Revered as one of the country’s quirkiest potters, the artist has been known to scrawl graffiti over earthenware depictions of classical figures including Madonna and Venus.
His latest work – largely based around bucket forms – includes a vaguely camp Jesus, various saucy drawings and a re-imagining of “la nuova religione” via the unlikely prophet of Chelsea footballer Didier Drogba.
Ascendant Christ. Pic courtesy Barrett Marsden Gallery
“I do see football as a metaphor for a new religion in society and am fascinated by its religious connotations,” explains Eglin, whose prodigious talent was marked by his triumph at the Jerwood Prize in 1996.
It’s a subject close to his pop-art heart – his last solo show, at London’s Barrett Marsden gallery, was the nattily-titled Hands Off Berbatov, and it is his vision of “fans’ fervent following of their teams, footballers’ goal celebrations and football stadiums being seen as hallowed places,” which draws him to the theme.
Critic John Christian, who wrote a catalogue essay to support that exhibition, describes this as a “ready and most fertile metaphor” with “obvious appeal for a secular society desperately seeking heroes.”
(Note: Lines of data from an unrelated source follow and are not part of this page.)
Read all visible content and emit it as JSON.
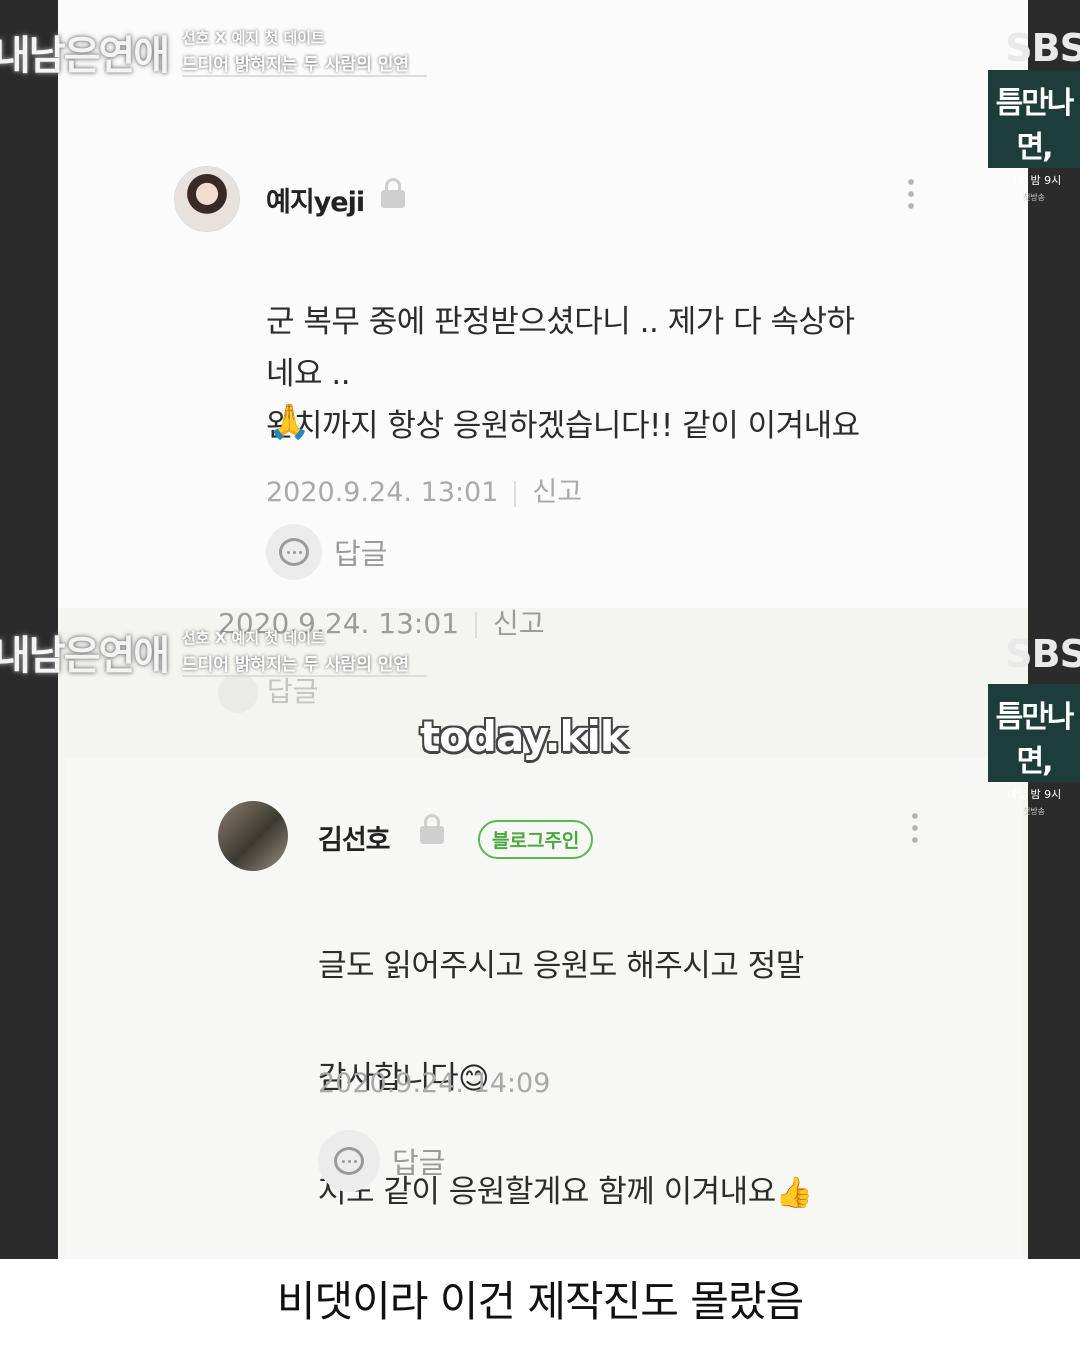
{
  "overlay": {
    "show_title": "내남은연애",
    "caption_line1": "선호 X 예지 첫 데이트",
    "caption_line2": "드디어 밝혀지는 두 사람의 인연",
    "network_logo": "SBS",
    "promo_title": "틈만나면,",
    "promo_time": "내일 밤 9시",
    "promo_sub": "첫방송"
  },
  "comment1": {
    "username": "예지yeji",
    "text": "군 복무 중에 판정받으셨다니 .. 제가 다 속상하\n네요 ..\n완치까지 항상 응원하겠습니다!! 같이 이겨내요",
    "emoji": "🙏",
    "timestamp": "2020.9.24. 13:01",
    "report_label": "신고",
    "reply_label": "답글"
  },
  "overlap": {
    "timestamp": "2020.9.24. 13:01",
    "report_label": "신고",
    "reply_label": "답글"
  },
  "watermark": "today.kik",
  "comment2": {
    "username": "김선호",
    "badge": "블로그주인",
    "line1": "글도 읽어주시고 응원도 해주시고 정말",
    "line2": "감사합니다",
    "line2_emoji": "😊",
    "line3": "저도 같이 응원할게요 함께 이겨내요",
    "line3_emoji": "👍",
    "timestamp": "2020.9.24. 14:09",
    "reply_label": "답글"
  },
  "bottom_caption": "비댓이라 이건 제작진도 몰랐음"
}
Leaning Madonna. Pic courtesy Barrett Marsden Gallery
“One can but marvel at what a gift this idea is to his project,” points out Christian. “It comes freighted with such resonant and brilliantly pictorial images: players with arms flung wide, praying for heavenly intervention, offering hugs of comfort, pleading with implacable referees, and so on.”
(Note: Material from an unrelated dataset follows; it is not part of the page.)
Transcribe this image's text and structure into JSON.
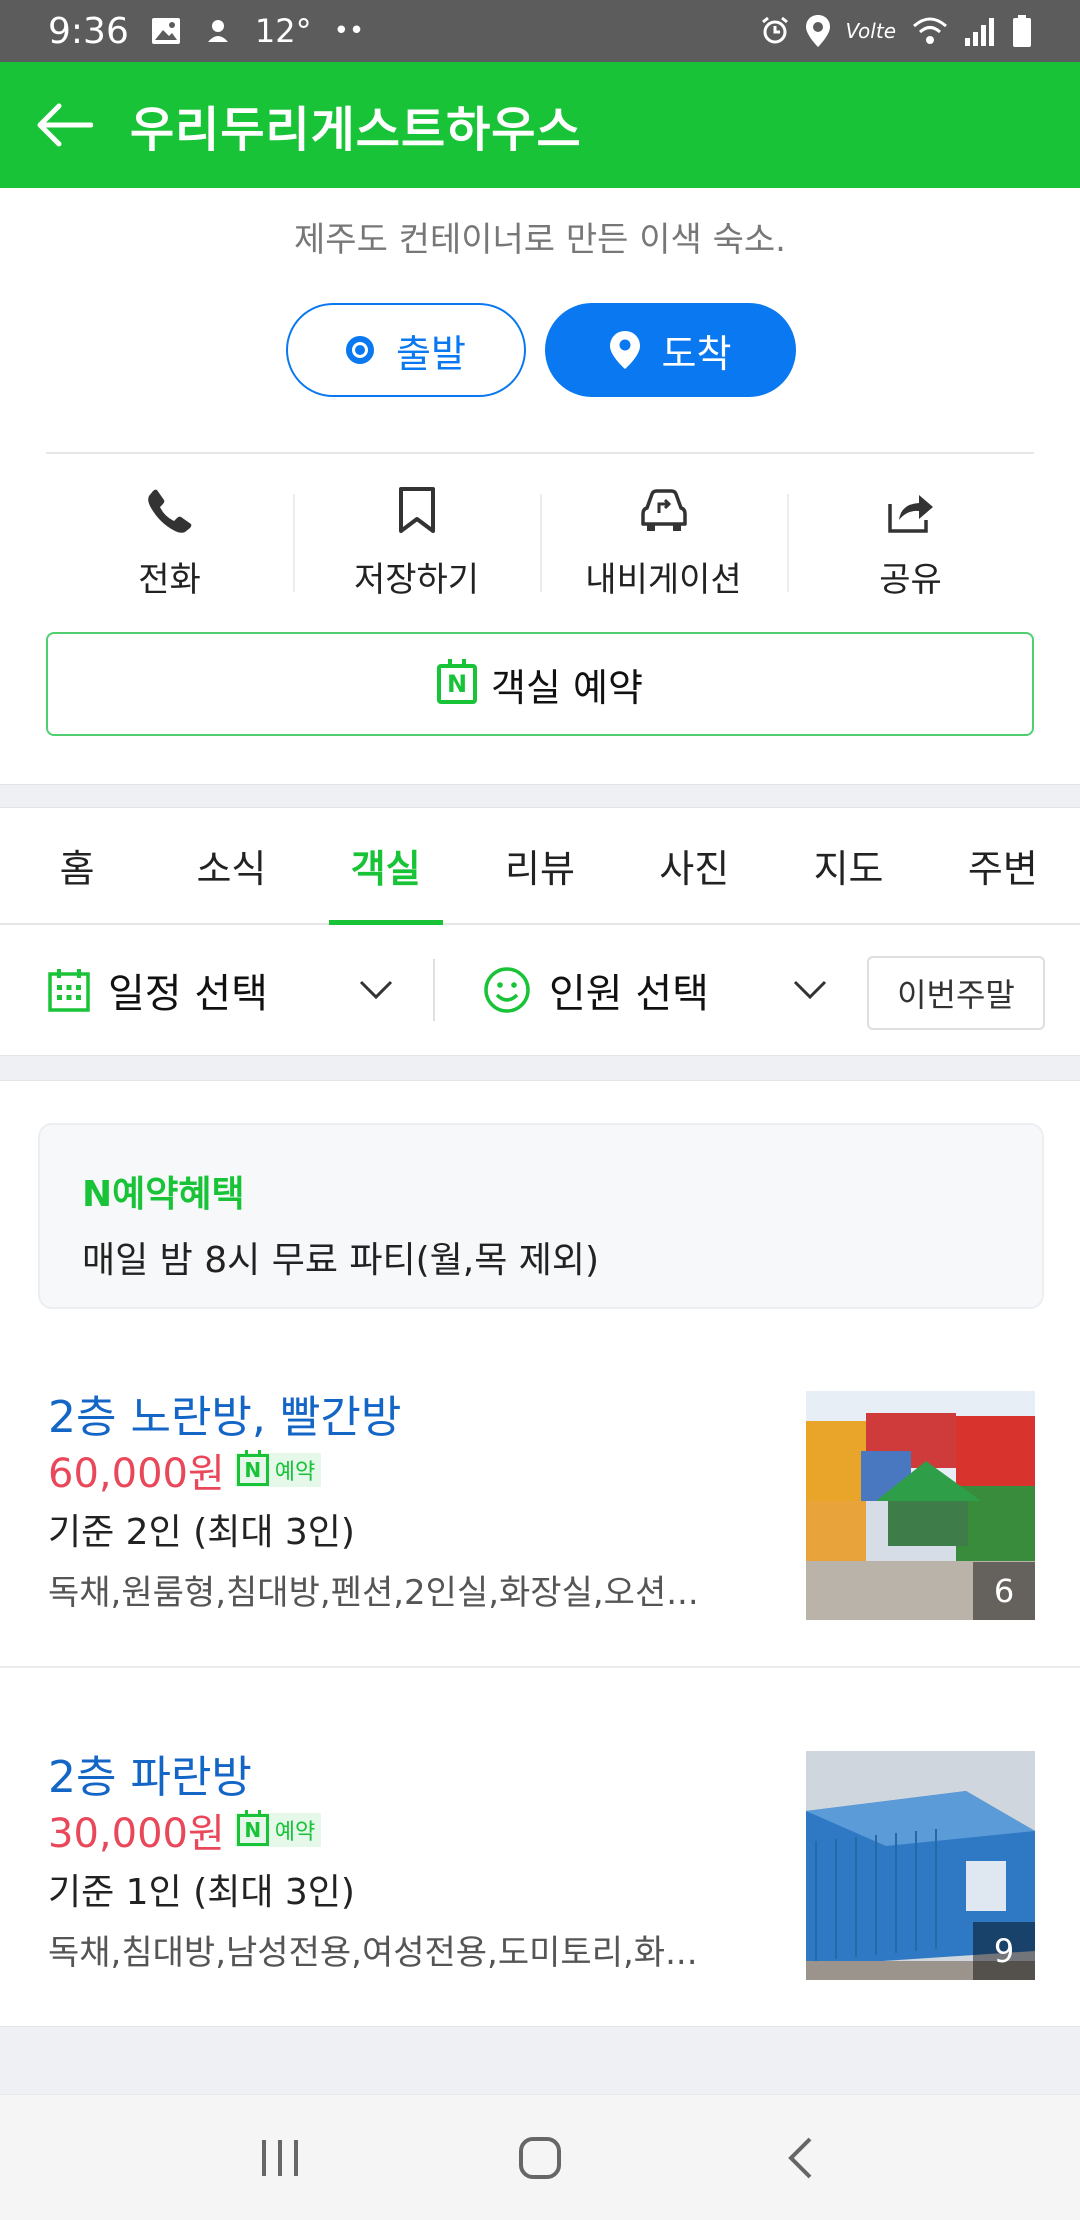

The results are visually cartoonish, giving a humorous glance to holy figures. Madonna, perched on a stall grinning, is missing a hand, while Jesus holds his hands aloft, notably bereft of the mystique usually afforded to religious art.
“The buckets are generated from separate large slabs of plastic clay with images generated on them in slip,” says Eglin. “They are built around a central core which is removed when the slabs are self supporting. The initial imagery is subsequently added to at the various stages of making and firing - so slips are coloured, glazed and then added to with oxides and enamels.”